**Required work**
Set down the full listing below word for word; pictures stay out of the copy.

━━━━━━━━━━━━━━━━━━━━

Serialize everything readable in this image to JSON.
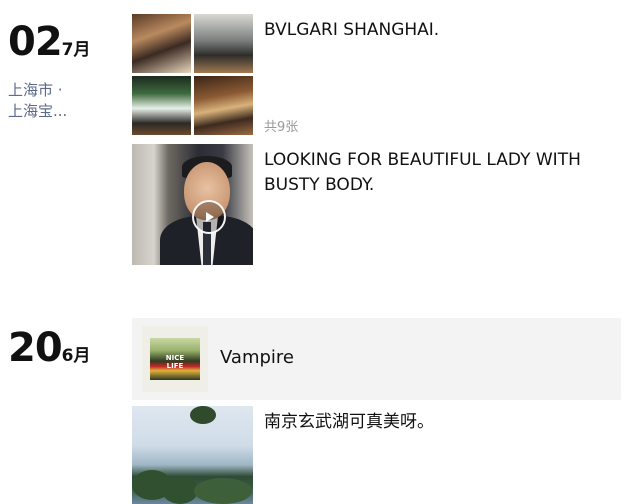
{
  "posts": [
    {
      "date": {
        "day": "02",
        "month": "7月"
      },
      "location": [
        "上海市 ·",
        "上海宝..."
      ],
      "entries": [
        {
          "type": "photos",
          "text": "BVLGARI  SHANGHAI.",
          "count": "共9张"
        },
        {
          "type": "video",
          "text": "LOOKING FOR BEAUTIFUL LADY WITH BUSTY BODY."
        }
      ]
    },
    {
      "date": {
        "day": "20",
        "month": "6月"
      },
      "entries": [
        {
          "type": "music",
          "title": "Vampire",
          "album_text": "NICE LIFE"
        },
        {
          "type": "photo",
          "text": "南京玄武湖可真美呀。"
        }
      ]
    }
  ],
  "icons": {
    "play": "play-icon"
  },
  "colors": {
    "location": "#5b6a8a",
    "count": "#9a9a9a",
    "music_card_bg": "#f3f3f3"
  }
}
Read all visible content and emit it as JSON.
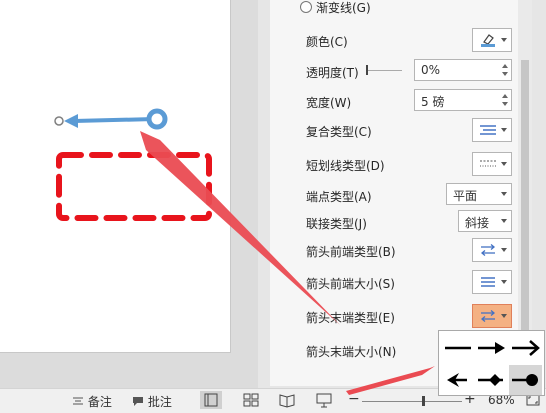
{
  "format_pane": {
    "gradient_line_label": "渐变线(G)",
    "color_label": "颜色(C)",
    "transparency_label": "透明度(T)",
    "transparency_value": "0%",
    "width_label": "宽度(W)",
    "width_value": "5 磅",
    "compound_type_label": "复合类型(C)",
    "dash_type_label": "短划线类型(D)",
    "cap_type_label": "端点类型(A)",
    "cap_type_value": "平面",
    "join_type_label": "联接类型(J)",
    "join_type_value": "斜接",
    "begin_arrow_type_label": "箭头前端类型(B)",
    "begin_arrow_size_label": "箭头前端大小(S)",
    "end_arrow_type_label": "箭头末端类型(E)",
    "end_arrow_size_label": "箭头末端大小(N)"
  },
  "status_bar": {
    "notes_label": "备注",
    "comments_label": "批注",
    "zoom_minus": "−",
    "zoom_plus": "+",
    "zoom_level": "68%"
  },
  "colors": {
    "line_blue": "#5b9bd5",
    "dash_red": "#e8141c",
    "annotation_red": "#ea4b52",
    "selected_dropdown": "#f4b183"
  },
  "icons": {
    "line_color": "pen-color-icon",
    "compound": "compound-lines-icon",
    "dash": "dash-lines-icon",
    "arrows": "arrow-type-icon",
    "arrow_size": "arrow-size-icon",
    "notes": "notes-icon",
    "comments": "comment-icon",
    "normal_view": "normal-view-icon",
    "slide_sorter": "slide-sorter-icon",
    "reading_view": "reading-view-icon",
    "slideshow": "slideshow-icon",
    "fit": "fit-to-window-icon"
  },
  "arrow_styles": [
    "none",
    "arrow",
    "open-arrow",
    "stealth-arrow",
    "diamond-arrow",
    "oval-arrow"
  ],
  "selected_arrow_style": "oval-arrow"
}
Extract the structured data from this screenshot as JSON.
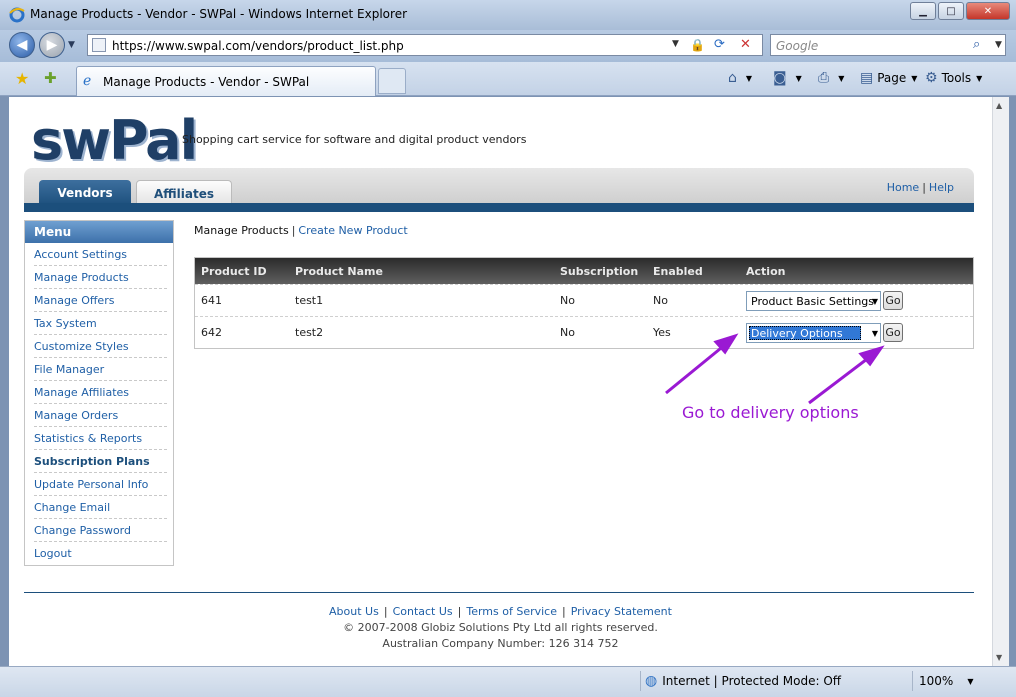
{
  "window": {
    "title": "Manage Products - Vendor - SWPal - Windows Internet Explorer",
    "buttons": {
      "minimize": "▁",
      "maximize": "□",
      "close": "✕"
    }
  },
  "address": {
    "url": "https://www.swpal.com/vendors/product_list.php",
    "search_placeholder": "Google"
  },
  "tabs": {
    "active_label": "Manage Products - Vendor - SWPal",
    "commands": {
      "page": "Page",
      "tools": "Tools"
    }
  },
  "site": {
    "logo": "swPal",
    "tagline": "Shopping cart service for software and digital product vendors",
    "main_tabs": [
      "Vendors",
      "Affiliates"
    ],
    "top_links": {
      "home": "Home",
      "help": "Help"
    }
  },
  "menu": {
    "header": "Menu",
    "items": [
      "Account Settings",
      "Manage Products",
      "Manage Offers",
      "Tax System",
      "Customize Styles",
      "File Manager",
      "Manage Affiliates",
      "Manage Orders",
      "Statistics & Reports",
      "Subscription Plans",
      "Update Personal Info",
      "Change Email",
      "Change Password",
      "Logout"
    ]
  },
  "breadcrumb": {
    "current": "Manage Products",
    "link": "Create New Product"
  },
  "table": {
    "headers": [
      "Product ID",
      "Product Name",
      "Subscription",
      "Enabled",
      "Action"
    ],
    "rows": [
      {
        "id": "641",
        "name": "test1",
        "subscription": "No",
        "enabled": "No",
        "action": "Product Basic Settings",
        "go": "Go"
      },
      {
        "id": "642",
        "name": "test2",
        "subscription": "No",
        "enabled": "Yes",
        "action": "Delivery Options",
        "go": "Go"
      }
    ]
  },
  "annotation": {
    "text": "Go to delivery options",
    "color": "#9a19d3"
  },
  "footer": {
    "links": [
      "About Us",
      "Contact Us",
      "Terms of Service",
      "Privacy Statement"
    ],
    "copyright": "© 2007-2008 Globiz Solutions Pty Ltd all rights reserved.",
    "acn": "Australian Company Number: 126 314 752"
  },
  "status": {
    "zone": "Internet | Protected Mode: Off",
    "zoom": "100%"
  },
  "colors": {
    "brand_dark": "#1c4f7c",
    "link": "#1f5fa6"
  }
}
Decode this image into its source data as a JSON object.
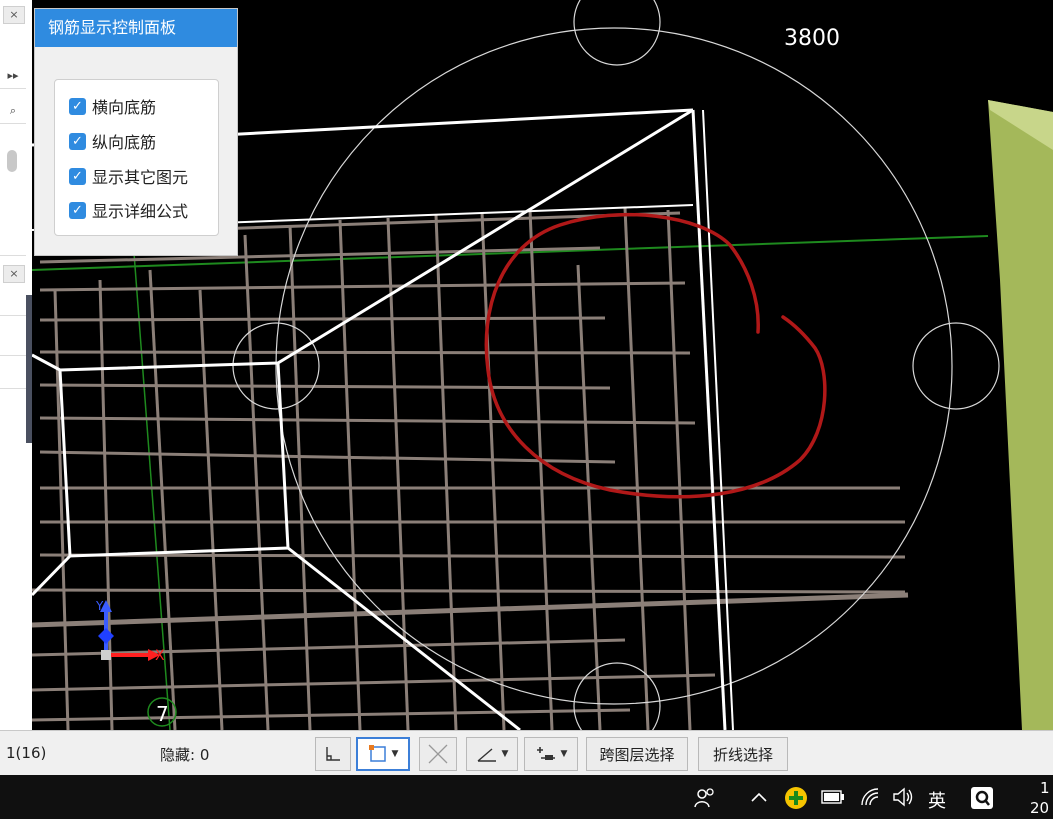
{
  "panel": {
    "title": "钢筋显示控制面板",
    "options": [
      {
        "label": "横向底筋",
        "checked": true
      },
      {
        "label": "纵向底筋",
        "checked": true
      },
      {
        "label": "显示其它图元",
        "checked": true
      },
      {
        "label": "显示详细公式",
        "checked": true
      }
    ]
  },
  "viewport": {
    "dimension_label": "3800",
    "axis_x_label": "X",
    "axis_y_label": "Y",
    "view_number": "7"
  },
  "left_strip": {
    "close_glyph": "×",
    "expand_glyph": "▸▸",
    "search_glyph": "⌕"
  },
  "status": {
    "selection_count": "1(16)",
    "hidden_label": "隐藏: 0",
    "cross_layer_select": "跨图层选择",
    "polyline_select": "折线选择"
  },
  "taskbar": {
    "ime_label": "英",
    "clock_partial_1": "1",
    "clock_partial_2": "20"
  },
  "colors": {
    "panel_header": "#2f8be0",
    "rebar": "#8b7f78",
    "annotation": "#b01818",
    "slab_edge": "#ffffff",
    "green_wall": "#a4b85a"
  }
}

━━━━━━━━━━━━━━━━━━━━

**Your response**
Serialize everything readable in this image to JSON.
{
  "posts": [
    {
      "date": {
        "day": "02",
        "month": "7月"
      },
      "location": [
        "上海市 ·",
        "上海宝..."
      ],
      "entries": [
        {
          "type": "photos",
          "text": "BVLGARI  SHANGHAI.",
          "count": "共9张"
        },
        {
          "type": "video",
          "text": "LOOKING FOR BEAUTIFUL LADY WITH BUSTY BODY."
        }
      ]
    },
    {
      "date": {
        "day": "20",
        "month": "6月"
      },
      "entries": [
        {
          "type": "music",
          "title": "Vampire",
          "album_text": "NICE LIFE"
        },
        {
          "type": "photo",
          "text": "南京玄武湖可真美呀。"
        }
      ]
    }
  ],
  "icons": {
    "play": "play-icon"
  },
  "colors": {
    "location": "#5b6a8a",
    "count": "#9a9a9a",
    "music_card_bg": "#f3f3f3"
  }
}
Read all visible content and emit it as JSON.
{
  "format_pane": {
    "gradient_line_label": "渐变线(G)",
    "color_label": "颜色(C)",
    "transparency_label": "透明度(T)",
    "transparency_value": "0%",
    "width_label": "宽度(W)",
    "width_value": "5 磅",
    "compound_type_label": "复合类型(C)",
    "dash_type_label": "短划线类型(D)",
    "cap_type_label": "端点类型(A)",
    "cap_type_value": "平面",
    "join_type_label": "联接类型(J)",
    "join_type_value": "斜接",
    "begin_arrow_type_label": "箭头前端类型(B)",
    "begin_arrow_size_label": "箭头前端大小(S)",
    "end_arrow_type_label": "箭头末端类型(E)",
    "end_arrow_size_label": "箭头末端大小(N)"
  },
  "status_bar": {
    "notes_label": "备注",
    "comments_label": "批注",
    "zoom_minus": "−",
    "zoom_plus": "+",
    "zoom_level": "68%"
  },
  "colors": {
    "line_blue": "#5b9bd5",
    "dash_red": "#e8141c",
    "annotation_red": "#ea4b52",
    "selected_dropdown": "#f4b183"
  },
  "icons": {
    "line_color": "pen-color-icon",
    "compound": "compound-lines-icon",
    "dash": "dash-lines-icon",
    "arrows": "arrow-type-icon",
    "arrow_size": "arrow-size-icon",
    "notes": "notes-icon",
    "comments": "comment-icon",
    "normal_view": "normal-view-icon",
    "slide_sorter": "slide-sorter-icon",
    "reading_view": "reading-view-icon",
    "slideshow": "slideshow-icon",
    "fit": "fit-to-window-icon"
  },
  "arrow_styles": [
    "none",
    "arrow",
    "open-arrow",
    "stealth-arrow",
    "diamond-arrow",
    "oval-arrow"
  ],
  "selected_arrow_style": "oval-arrow"
}
Extract the structured data from this screenshot as JSON.
{
  "window": {
    "title": "Manage Products - Vendor - SWPal - Windows Internet Explorer",
    "buttons": {
      "minimize": "▁",
      "maximize": "□",
      "close": "✕"
    }
  },
  "address": {
    "url": "https://www.swpal.com/vendors/product_list.php",
    "search_placeholder": "Google"
  },
  "tabs": {
    "active_label": "Manage Products - Vendor - SWPal",
    "commands": {
      "page": "Page",
      "tools": "Tools"
    }
  },
  "site": {
    "logo": "swPal",
    "tagline": "Shopping cart service for software and digital product vendors",
    "main_tabs": [
      "Vendors",
      "Affiliates"
    ],
    "top_links": {
      "home": "Home",
      "help": "Help"
    }
  },
  "menu": {
    "header": "Menu",
    "items": [
      "Account Settings",
      "Manage Products",
      "Manage Offers",
      "Tax System",
      "Customize Styles",
      "File Manager",
      "Manage Affiliates",
      "Manage Orders",
      "Statistics & Reports",
      "Subscription Plans",
      "Update Personal Info",
      "Change Email",
      "Change Password",
      "Logout"
    ]
  },
  "breadcrumb": {
    "current": "Manage Products",
    "link": "Create New Product"
  },
  "table": {
    "headers": [
      "Product ID",
      "Product Name",
      "Subscription",
      "Enabled",
      "Action"
    ],
    "rows": [
      {
        "id": "641",
        "name": "test1",
        "subscription": "No",
        "enabled": "No",
        "action": "Product Basic Settings",
        "go": "Go"
      },
      {
        "id": "642",
        "name": "test2",
        "subscription": "No",
        "enabled": "Yes",
        "action": "Delivery Options",
        "go": "Go"
      }
    ]
  },
  "annotation": {
    "text": "Go to delivery options",
    "color": "#9a19d3"
  },
  "footer": {
    "links": [
      "About Us",
      "Contact Us",
      "Terms of Service",
      "Privacy Statement"
    ],
    "copyright": "© 2007-2008 Globiz Solutions Pty Ltd all rights reserved.",
    "acn": "Australian Company Number: 126 314 752"
  },
  "status": {
    "zone": "Internet | Protected Mode: Off",
    "zoom": "100%"
  },
  "colors": {
    "brand_dark": "#1c4f7c",
    "link": "#1f5fa6"
  }
}
Decode this image into its source data as a JSON object.
{
  "panel": {
    "title": "钢筋显示控制面板",
    "options": [
      {
        "label": "横向底筋",
        "checked": true
      },
      {
        "label": "纵向底筋",
        "checked": true
      },
      {
        "label": "显示其它图元",
        "checked": true
      },
      {
        "label": "显示详细公式",
        "checked": true
      }
    ]
  },
  "viewport": {
    "dimension_label": "3800",
    "axis_x_label": "X",
    "axis_y_label": "Y",
    "view_number": "7"
  },
  "left_strip": {
    "close_glyph": "×",
    "expand_glyph": "▸▸",
    "search_glyph": "⌕"
  },
  "status": {
    "selection_count": "1(16)",
    "hidden_label": "隐藏: 0",
    "cross_layer_select": "跨图层选择",
    "polyline_select": "折线选择"
  },
  "taskbar": {
    "ime_label": "英",
    "clock_partial_1": "1",
    "clock_partial_2": "20"
  },
  "colors": {
    "panel_header": "#2f8be0",
    "rebar": "#8b7f78",
    "annotation": "#b01818",
    "slab_edge": "#ffffff",
    "green_wall": "#a4b85a"
  }
}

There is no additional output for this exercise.